Trela Frost, B
Document analyst, Federal Bureau of Investigation, Laboratory Division, Questioned Documents Unit, Washington DC,
Special Agent, Federal Bureau of Investigation, Washington Field Office, Washington DC,
(Received 7 April 2000; accepted 5 June 2000)
DeCopier Technologies, Inc., of Framingham, MA, has developed an office paper DeCopier that uses a thermo-chemical process to soften toner and loosen its bond with paper. The toner is then brushed away and the sheet dried. The result is a “clean” sheet of paper that is ready to be reused. DeCopier Technologies, Inc. reports that this process will not only work on documents prepared by a photocopy machine or laser printer, but on transparencies, facsimiles, and other documents with toner components/entries.

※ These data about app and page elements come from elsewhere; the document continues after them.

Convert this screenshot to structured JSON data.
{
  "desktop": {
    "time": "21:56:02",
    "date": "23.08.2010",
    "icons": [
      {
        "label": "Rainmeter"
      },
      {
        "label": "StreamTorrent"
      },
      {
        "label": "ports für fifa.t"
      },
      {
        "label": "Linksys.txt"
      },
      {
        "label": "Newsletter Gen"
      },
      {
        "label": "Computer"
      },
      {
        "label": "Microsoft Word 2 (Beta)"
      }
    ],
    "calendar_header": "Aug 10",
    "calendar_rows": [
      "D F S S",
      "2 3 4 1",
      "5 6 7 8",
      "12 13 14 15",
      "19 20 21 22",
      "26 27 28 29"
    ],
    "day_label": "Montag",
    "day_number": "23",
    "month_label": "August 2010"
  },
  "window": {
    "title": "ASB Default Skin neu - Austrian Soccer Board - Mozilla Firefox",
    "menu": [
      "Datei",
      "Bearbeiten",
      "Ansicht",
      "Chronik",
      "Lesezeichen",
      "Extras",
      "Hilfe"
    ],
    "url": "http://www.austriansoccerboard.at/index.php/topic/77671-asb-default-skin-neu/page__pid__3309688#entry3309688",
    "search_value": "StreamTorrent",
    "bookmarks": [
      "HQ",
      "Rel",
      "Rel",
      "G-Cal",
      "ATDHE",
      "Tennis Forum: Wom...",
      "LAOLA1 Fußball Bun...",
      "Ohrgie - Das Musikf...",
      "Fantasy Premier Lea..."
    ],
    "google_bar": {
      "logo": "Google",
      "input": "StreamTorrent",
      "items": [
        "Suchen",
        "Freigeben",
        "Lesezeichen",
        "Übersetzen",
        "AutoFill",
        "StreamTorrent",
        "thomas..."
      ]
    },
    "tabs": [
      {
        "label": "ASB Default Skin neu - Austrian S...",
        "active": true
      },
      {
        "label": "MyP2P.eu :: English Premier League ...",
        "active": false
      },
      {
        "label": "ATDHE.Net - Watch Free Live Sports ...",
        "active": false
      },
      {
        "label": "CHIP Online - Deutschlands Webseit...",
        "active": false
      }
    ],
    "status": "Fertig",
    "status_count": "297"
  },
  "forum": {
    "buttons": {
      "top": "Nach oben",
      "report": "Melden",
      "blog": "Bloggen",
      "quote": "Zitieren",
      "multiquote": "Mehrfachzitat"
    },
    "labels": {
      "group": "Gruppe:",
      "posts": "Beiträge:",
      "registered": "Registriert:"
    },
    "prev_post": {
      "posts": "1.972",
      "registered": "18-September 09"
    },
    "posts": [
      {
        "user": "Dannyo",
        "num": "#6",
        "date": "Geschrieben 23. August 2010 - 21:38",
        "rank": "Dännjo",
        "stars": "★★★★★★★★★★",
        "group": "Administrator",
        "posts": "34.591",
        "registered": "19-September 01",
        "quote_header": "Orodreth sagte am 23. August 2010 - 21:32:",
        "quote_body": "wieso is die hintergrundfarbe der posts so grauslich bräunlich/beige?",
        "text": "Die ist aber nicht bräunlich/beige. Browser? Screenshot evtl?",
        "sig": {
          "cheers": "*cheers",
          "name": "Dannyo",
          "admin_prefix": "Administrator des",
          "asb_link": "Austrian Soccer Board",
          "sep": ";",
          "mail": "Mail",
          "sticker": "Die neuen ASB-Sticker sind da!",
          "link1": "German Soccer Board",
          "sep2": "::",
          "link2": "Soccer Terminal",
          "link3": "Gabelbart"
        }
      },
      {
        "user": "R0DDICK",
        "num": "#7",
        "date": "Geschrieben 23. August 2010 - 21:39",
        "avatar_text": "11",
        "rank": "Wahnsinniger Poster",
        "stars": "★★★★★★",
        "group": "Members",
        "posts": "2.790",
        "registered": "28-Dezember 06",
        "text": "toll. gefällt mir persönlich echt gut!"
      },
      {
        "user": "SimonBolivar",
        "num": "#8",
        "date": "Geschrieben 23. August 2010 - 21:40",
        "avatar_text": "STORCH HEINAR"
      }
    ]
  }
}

An experiment design was developed to demonstrate how the DeCopying process affects toner as well as other applications (i.e., ink, typewriting, rubber stamps, etc.) that are typically seen in documentary evidence. The results indicate that, although DeCopier Technologies' ability to successfully remove toner from paper is currently limited to relatively few types of toner, the technology does have the potential to not only do what it purports, but also to affect various other applications found on documentary evidence. The DeCopying process affected all the additional applications, except watermarks, but did not completely remove any of them. However, the toner was removed successfully from the specimens prepared on transparencies. The extent to which the various applications were effected varied.
Paper ID: JFS15015J